* **Work instructions**: The whole answer is the data below, retyped exactly.

* **Provided information**:

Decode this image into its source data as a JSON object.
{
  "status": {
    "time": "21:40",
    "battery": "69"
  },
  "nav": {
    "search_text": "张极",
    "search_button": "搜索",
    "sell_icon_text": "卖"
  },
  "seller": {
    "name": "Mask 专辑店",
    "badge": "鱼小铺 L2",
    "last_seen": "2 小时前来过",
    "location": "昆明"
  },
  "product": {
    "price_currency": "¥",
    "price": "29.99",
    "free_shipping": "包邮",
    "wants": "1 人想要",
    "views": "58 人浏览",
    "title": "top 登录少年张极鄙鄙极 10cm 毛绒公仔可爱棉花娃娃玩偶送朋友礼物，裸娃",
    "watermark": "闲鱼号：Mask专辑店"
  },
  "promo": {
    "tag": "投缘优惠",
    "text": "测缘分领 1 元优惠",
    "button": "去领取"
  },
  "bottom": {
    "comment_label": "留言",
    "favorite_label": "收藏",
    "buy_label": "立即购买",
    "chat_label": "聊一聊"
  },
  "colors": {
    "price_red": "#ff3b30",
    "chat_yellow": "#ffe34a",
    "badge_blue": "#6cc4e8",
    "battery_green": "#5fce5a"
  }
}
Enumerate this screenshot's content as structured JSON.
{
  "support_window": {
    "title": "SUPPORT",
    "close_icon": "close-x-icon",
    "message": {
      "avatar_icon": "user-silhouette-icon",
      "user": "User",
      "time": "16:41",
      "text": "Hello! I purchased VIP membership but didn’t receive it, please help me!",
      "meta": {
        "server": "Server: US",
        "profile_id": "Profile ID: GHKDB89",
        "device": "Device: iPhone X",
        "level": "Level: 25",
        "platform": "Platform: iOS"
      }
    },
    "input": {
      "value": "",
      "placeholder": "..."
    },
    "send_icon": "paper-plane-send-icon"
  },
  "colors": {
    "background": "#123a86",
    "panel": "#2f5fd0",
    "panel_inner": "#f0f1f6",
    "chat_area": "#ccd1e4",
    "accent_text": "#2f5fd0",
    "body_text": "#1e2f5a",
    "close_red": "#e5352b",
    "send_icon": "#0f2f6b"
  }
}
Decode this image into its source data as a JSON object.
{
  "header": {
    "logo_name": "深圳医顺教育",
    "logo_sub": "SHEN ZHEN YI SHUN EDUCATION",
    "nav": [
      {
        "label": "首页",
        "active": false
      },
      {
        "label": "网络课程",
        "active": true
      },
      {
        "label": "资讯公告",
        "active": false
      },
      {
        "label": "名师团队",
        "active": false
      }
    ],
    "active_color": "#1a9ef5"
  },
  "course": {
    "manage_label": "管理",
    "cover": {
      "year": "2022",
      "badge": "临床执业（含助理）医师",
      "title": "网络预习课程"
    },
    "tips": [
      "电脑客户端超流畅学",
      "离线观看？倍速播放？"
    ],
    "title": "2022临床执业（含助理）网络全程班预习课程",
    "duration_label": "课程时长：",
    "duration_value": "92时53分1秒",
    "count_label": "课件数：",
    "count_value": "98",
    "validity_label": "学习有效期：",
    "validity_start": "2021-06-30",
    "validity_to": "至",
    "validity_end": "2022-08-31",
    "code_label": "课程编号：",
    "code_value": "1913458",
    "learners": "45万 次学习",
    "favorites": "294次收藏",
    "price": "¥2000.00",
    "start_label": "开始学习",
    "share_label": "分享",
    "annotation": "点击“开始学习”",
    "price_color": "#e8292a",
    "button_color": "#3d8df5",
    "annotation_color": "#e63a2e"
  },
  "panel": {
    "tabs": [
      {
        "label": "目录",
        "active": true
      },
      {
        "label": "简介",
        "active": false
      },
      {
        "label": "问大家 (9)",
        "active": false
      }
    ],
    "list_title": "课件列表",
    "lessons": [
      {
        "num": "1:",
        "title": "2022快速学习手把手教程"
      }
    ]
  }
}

* **Answer space**:
Decode this image into its source data as a JSON object.
{
  "status": {
    "time": "21:40",
    "battery": "69"
  },
  "nav": {
    "search_text": "张极",
    "search_button": "搜索",
    "sell_icon_text": "卖"
  },
  "seller": {
    "name": "Mask 专辑店",
    "badge": "鱼小铺 L2",
    "last_seen": "2 小时前来过",
    "location": "昆明"
  },
  "product": {
    "price_currency": "¥",
    "price": "29.99",
    "free_shipping": "包邮",
    "wants": "1 人想要",
    "views": "58 人浏览",
    "title": "top 登录少年张极鄙鄙极 10cm 毛绒公仔可爱棉花娃娃玩偶送朋友礼物，裸娃",
    "watermark": "闲鱼号：Mask专辑店"
  },
  "promo": {
    "tag": "投缘优惠",
    "text": "测缘分领 1 元优惠",
    "button": "去领取"
  },
  "bottom": {
    "comment_label": "留言",
    "favorite_label": "收藏",
    "buy_label": "立即购买",
    "chat_label": "聊一聊"
  },
  "colors": {
    "price_red": "#ff3b30",
    "chat_yellow": "#ffe34a",
    "badge_blue": "#6cc4e8",
    "battery_green": "#5fce5a"
  }
}
Enumerate this screenshot's content as structured JSON.
{
  "support_window": {
    "title": "SUPPORT",
    "close_icon": "close-x-icon",
    "message": {
      "avatar_icon": "user-silhouette-icon",
      "user": "User",
      "time": "16:41",
      "text": "Hello! I purchased VIP membership but didn’t receive it, please help me!",
      "meta": {
        "server": "Server: US",
        "profile_id": "Profile ID: GHKDB89",
        "device": "Device: iPhone X",
        "level": "Level: 25",
        "platform": "Platform: iOS"
      }
    },
    "input": {
      "value": "",
      "placeholder": "..."
    },
    "send_icon": "paper-plane-send-icon"
  },
  "colors": {
    "background": "#123a86",
    "panel": "#2f5fd0",
    "panel_inner": "#f0f1f6",
    "chat_area": "#ccd1e4",
    "accent_text": "#2f5fd0",
    "body_text": "#1e2f5a",
    "close_red": "#e5352b",
    "send_icon": "#0f2f6b"
  }
}
Decode this image into its source data as a JSON object.
{
  "header": {
    "logo_name": "深圳医顺教育",
    "logo_sub": "SHEN ZHEN YI SHUN EDUCATION",
    "nav": [
      {
        "label": "首页",
        "active": false
      },
      {
        "label": "网络课程",
        "active": true
      },
      {
        "label": "资讯公告",
        "active": false
      },
      {
        "label": "名师团队",
        "active": false
      }
    ],
    "active_color": "#1a9ef5"
  },
  "course": {
    "manage_label": "管理",
    "cover": {
      "year": "2022",
      "badge": "临床执业（含助理）医师",
      "title": "网络预习课程"
    },
    "tips": [
      "电脑客户端超流畅学",
      "离线观看？倍速播放？"
    ],
    "title": "2022临床执业（含助理）网络全程班预习课程",
    "duration_label": "课程时长：",
    "duration_value": "92时53分1秒",
    "count_label": "课件数：",
    "count_value": "98",
    "validity_label": "学习有效期：",
    "validity_start": "2021-06-30",
    "validity_to": "至",
    "validity_end": "2022-08-31",
    "code_label": "课程编号：",
    "code_value": "1913458",
    "learners": "45万 次学习",
    "favorites": "294次收藏",
    "price": "¥2000.00",
    "start_label": "开始学习",
    "share_label": "分享",
    "annotation": "点击“开始学习”",
    "price_color": "#e8292a",
    "button_color": "#3d8df5",
    "annotation_color": "#e63a2e"
  },
  "panel": {
    "tabs": [
      {
        "label": "目录",
        "active": true
      },
      {
        "label": "简介",
        "active": false
      },
      {
        "label": "问大家 (9)",
        "active": false
      }
    ],
    "list_title": "课件列表",
    "lessons": [
      {
        "num": "1:",
        "title": "2022快速学习手把手教程"
      }
    ]
  }
}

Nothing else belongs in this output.